On the beach - 20 steps from the front desk - the first hour of snorkeling, complete with gear, is free. So are the bikes.

For busy parents, the Kids for All Seasons program keeps the youngsters occupied - and learning about Hawaiian culture and nature. They're not just parked in front of a TV set. However, every guest room has a VCR and kids' videos are free.

The tiny, thoughtful touches are rarely found in other resorts: Climb out of the car and the welcoming lei that's slipped over your head was strung, petal by petal, by the young lady right there at the entrance.

At the pool, a friendly chap walks by with cold towels and spritzes your face with Evian water - no tip, no fee. In fact, there are no towel or chaise charges.

In Seasons, the hotel's open-air fine dining room, the prices are high - no question about it - but the food and the service are unrivaled. Book a reservation and ask for Steve. There's a nice floor for cheek- to-cheek dancing.

The cuisine is Pacific Rim and the chef, Rene Bajeux, is French- trained.
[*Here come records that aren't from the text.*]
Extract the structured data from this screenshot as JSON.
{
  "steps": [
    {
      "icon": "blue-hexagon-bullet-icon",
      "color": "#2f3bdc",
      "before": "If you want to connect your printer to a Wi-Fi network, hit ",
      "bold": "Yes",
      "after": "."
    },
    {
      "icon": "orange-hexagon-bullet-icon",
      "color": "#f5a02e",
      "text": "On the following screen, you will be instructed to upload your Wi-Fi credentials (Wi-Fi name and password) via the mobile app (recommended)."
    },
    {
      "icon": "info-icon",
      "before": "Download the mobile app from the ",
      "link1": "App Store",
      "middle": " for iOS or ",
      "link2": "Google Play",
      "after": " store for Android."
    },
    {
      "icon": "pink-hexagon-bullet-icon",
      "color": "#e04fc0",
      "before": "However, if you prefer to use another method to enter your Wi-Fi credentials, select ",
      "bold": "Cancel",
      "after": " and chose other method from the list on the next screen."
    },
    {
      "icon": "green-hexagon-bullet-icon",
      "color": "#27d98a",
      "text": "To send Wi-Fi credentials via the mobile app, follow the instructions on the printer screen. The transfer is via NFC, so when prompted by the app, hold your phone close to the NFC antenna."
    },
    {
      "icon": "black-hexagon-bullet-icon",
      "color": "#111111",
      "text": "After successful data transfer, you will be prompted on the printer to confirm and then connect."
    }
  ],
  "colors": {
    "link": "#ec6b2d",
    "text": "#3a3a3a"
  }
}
In fact, Four Seasons is credited with bringing international chefs to Hawaii to work the subtle flavors of Asian cuisine.
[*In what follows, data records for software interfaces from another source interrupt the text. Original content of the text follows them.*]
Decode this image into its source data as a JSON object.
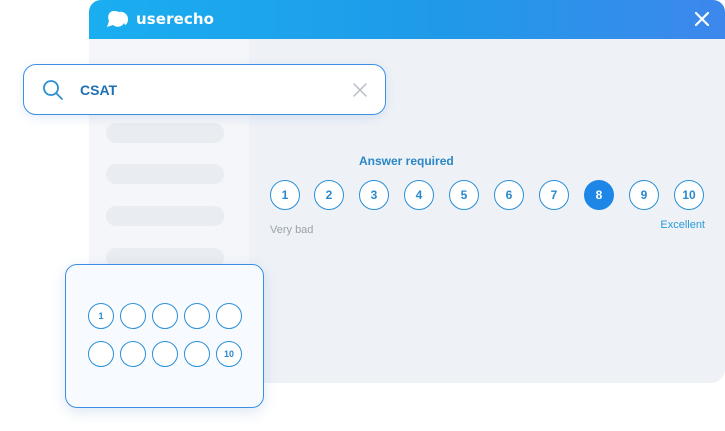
{
  "app": {
    "title": "userecho",
    "logo_icon": "userecho-logo-icon",
    "close_icon": "close-icon"
  },
  "colors": {
    "accent": "#1e86e6",
    "header_start": "#1aaef0",
    "header_end": "#3d87ec",
    "label_blue": "#2b86c5"
  },
  "search": {
    "value": "CSAT",
    "icon": "search-icon",
    "clear_icon": "clear-icon"
  },
  "question": {
    "required_label": "Answer required",
    "scale": [
      "1",
      "2",
      "3",
      "4",
      "5",
      "6",
      "7",
      "8",
      "9",
      "10"
    ],
    "selected": "8",
    "low_label": "Very bad",
    "high_label": "Excellent"
  },
  "widget": {
    "row1": [
      "1",
      "",
      "",
      "",
      ""
    ],
    "row2": [
      "",
      "",
      "",
      "",
      "10"
    ]
  }
}
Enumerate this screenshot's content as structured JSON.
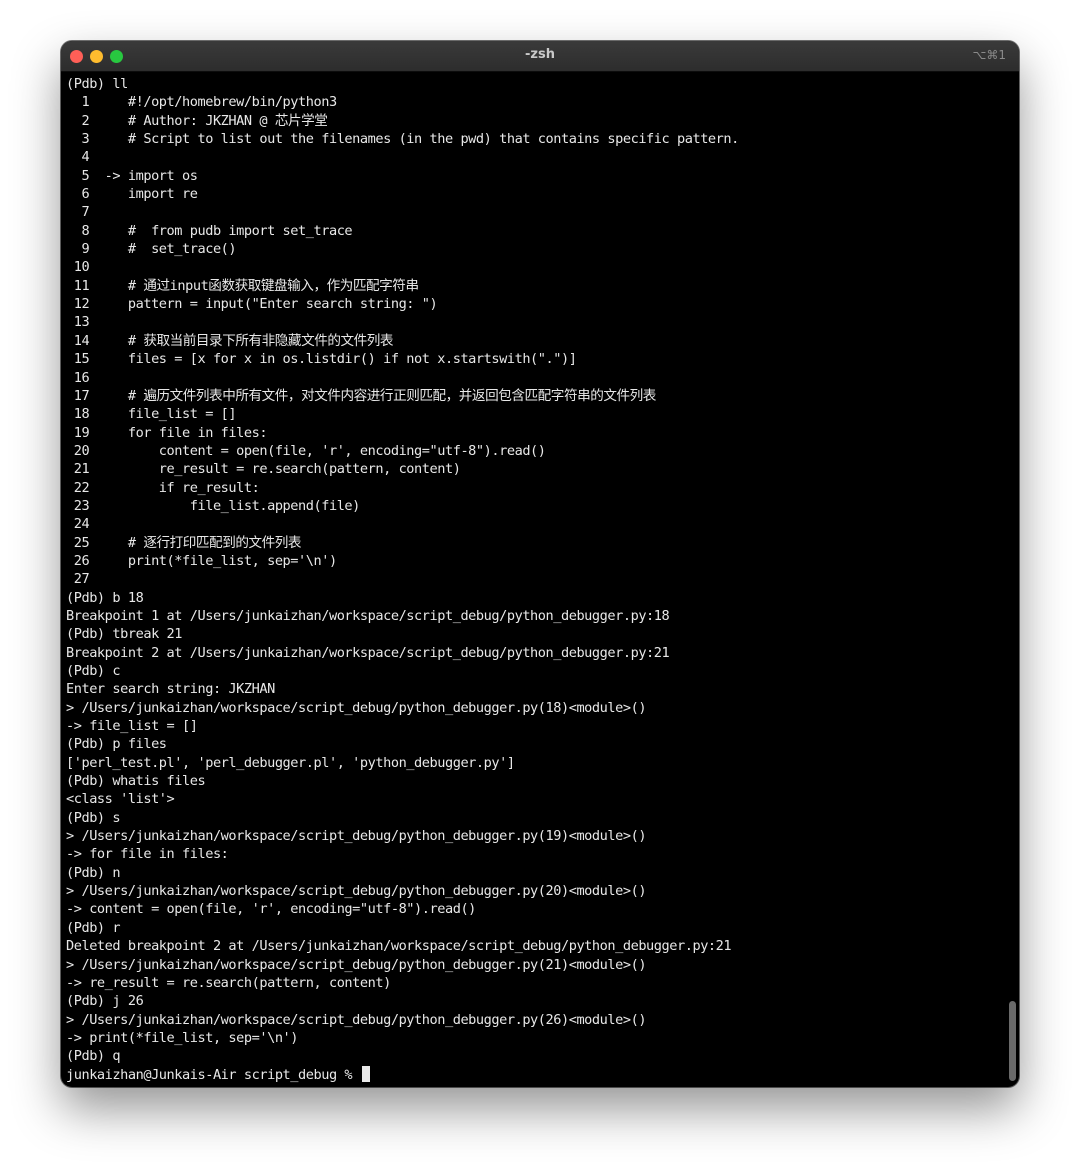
{
  "window": {
    "title": "-zsh",
    "shortcut": "⌥⌘1"
  },
  "lines": [
    "(Pdb) ll",
    "  1     #!/opt/homebrew/bin/python3",
    "  2     # Author: JKZHAN @ 芯片学堂",
    "  3     # Script to list out the filenames (in the pwd) that contains specific pattern.",
    "  4",
    "  5  -> import os",
    "  6     import re",
    "  7",
    "  8     #  from pudb import set_trace",
    "  9     #  set_trace()",
    " 10",
    " 11     # 通过input函数获取键盘输入，作为匹配字符串",
    " 12     pattern = input(\"Enter search string: \")",
    " 13",
    " 14     # 获取当前目录下所有非隐藏文件的文件列表",
    " 15     files = [x for x in os.listdir() if not x.startswith(\".\")]",
    " 16",
    " 17     # 遍历文件列表中所有文件，对文件内容进行正则匹配，并返回包含匹配字符串的文件列表",
    " 18     file_list = []",
    " 19     for file in files:",
    " 20         content = open(file, 'r', encoding=\"utf-8\").read()",
    " 21         re_result = re.search(pattern, content)",
    " 22         if re_result:",
    " 23             file_list.append(file)",
    " 24",
    " 25     # 逐行打印匹配到的文件列表",
    " 26     print(*file_list, sep='\\n')",
    " 27",
    "(Pdb) b 18",
    "Breakpoint 1 at /Users/junkaizhan/workspace/script_debug/python_debugger.py:18",
    "(Pdb) tbreak 21",
    "Breakpoint 2 at /Users/junkaizhan/workspace/script_debug/python_debugger.py:21",
    "(Pdb) c",
    "Enter search string: JKZHAN",
    "> /Users/junkaizhan/workspace/script_debug/python_debugger.py(18)<module>()",
    "-> file_list = []",
    "(Pdb) p files",
    "['perl_test.pl', 'perl_debugger.pl', 'python_debugger.py']",
    "(Pdb) whatis files",
    "<class 'list'>",
    "(Pdb) s",
    "> /Users/junkaizhan/workspace/script_debug/python_debugger.py(19)<module>()",
    "-> for file in files:",
    "(Pdb) n",
    "> /Users/junkaizhan/workspace/script_debug/python_debugger.py(20)<module>()",
    "-> content = open(file, 'r', encoding=\"utf-8\").read()",
    "(Pdb) r",
    "Deleted breakpoint 2 at /Users/junkaizhan/workspace/script_debug/python_debugger.py:21",
    "> /Users/junkaizhan/workspace/script_debug/python_debugger.py(21)<module>()",
    "-> re_result = re.search(pattern, content)",
    "(Pdb) j 26",
    "> /Users/junkaizhan/workspace/script_debug/python_debugger.py(26)<module>()",
    "-> print(*file_list, sep='\\n')",
    "(Pdb) q"
  ],
  "prompt": "junkaizhan@Junkais-Air script_debug % "
}
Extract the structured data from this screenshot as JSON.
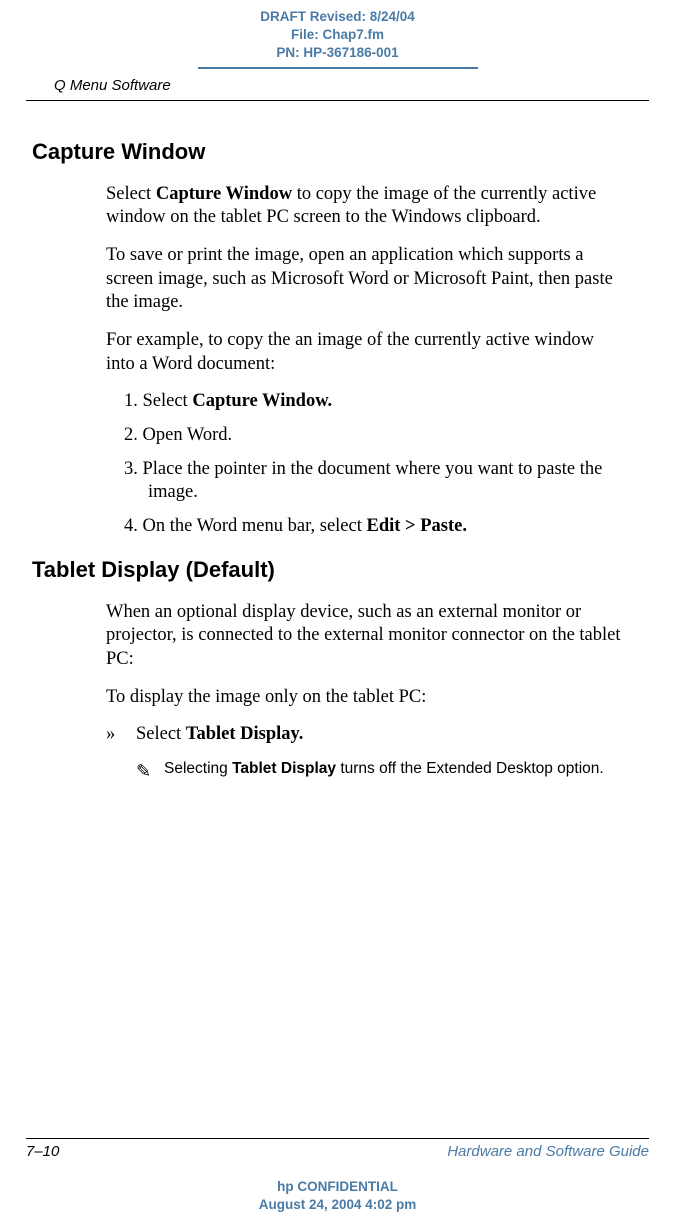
{
  "header": {
    "draft_line": "DRAFT Revised: 8/24/04",
    "file_line": "File: Chap7.fm",
    "pn_line": "PN: HP-367186-001",
    "running_head": "Q Menu Software"
  },
  "section1": {
    "title": "Capture Window",
    "p1_pre": "Select ",
    "p1_bold": "Capture Window",
    "p1_post": " to copy the image of the currently active window on the tablet PC screen to the Windows clipboard.",
    "p2": "To save or print the image, open an application which supports a screen image, such as Microsoft Word or Microsoft Paint, then paste the image.",
    "p3": "For example, to copy the an image of the currently active window into a Word document:",
    "steps": {
      "s1_pre": "1. Select ",
      "s1_bold": "Capture Window.",
      "s2": "2. Open Word.",
      "s3": "3. Place the pointer in the document where you want to paste the image.",
      "s4_pre": "4. On the Word menu bar, select ",
      "s4_bold": "Edit > Paste."
    }
  },
  "section2": {
    "title": "Tablet Display (Default)",
    "p1": "When an optional display device, such as an external monitor or projector, is connected to the external monitor connector on the tablet PC:",
    "p2": "To display the image only on the tablet PC:",
    "arrow_sym": "»",
    "arrow_pre": "Select ",
    "arrow_bold": "Tablet Display.",
    "note_icon": "✎",
    "note_pre": "Selecting ",
    "note_bold": "Tablet Display",
    "note_post": " turns off the Extended Desktop option."
  },
  "footer": {
    "page_num": "7–10",
    "guide_title": "Hardware and Software Guide",
    "conf_line1": "hp CONFIDENTIAL",
    "conf_line2": "August 24, 2004 4:02 pm"
  }
}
The hotel doesn't drip with Hawaiiana, the bead-and-tiki-god decor hotel builders think everyone expects when they come to the island.

Says Kathy Van Vechten marketing director: "We want to present the culture of Hawaii, not the cliches of Hawaii." Hawaiian culture - and all the pampering - starts here at $250 a night.

Interestingly, this is one resort where you're not trapped or isolated. Right next door is the brand-new Grand Hyatt with its waterfalls, grottos, water slides and even a wedding chapel on its spacious grounds.

Next door to the Hyatt is the Maui InterContinental, and adjacent to it is the Stouffer Wailea Resort. The beaches are open to anyone, so feel free to walk, jog or swim the distance.

But the Grand Hyatt Wailea is more than a look-see. Aimed more at families and groups, it's renowned for what's considered to be the most lavish spa in the Hawaiian Islands, and the prices are surprisingly reasonable for a resort hotel.

A two-hour session starts with a Swedish loofa rubdown, a half-hour soak in one of five pools - seaweed, fragrance, saltwater, mud - showers that pepper you with 100 jets of water and then drench you via a waterfall. The session ends with a serious one-hour massage. Price, including tip, $90.

This column originally appeared in the Albany Times Union

Copyright 1990-2009 by Chris Barnett. All rights reserved.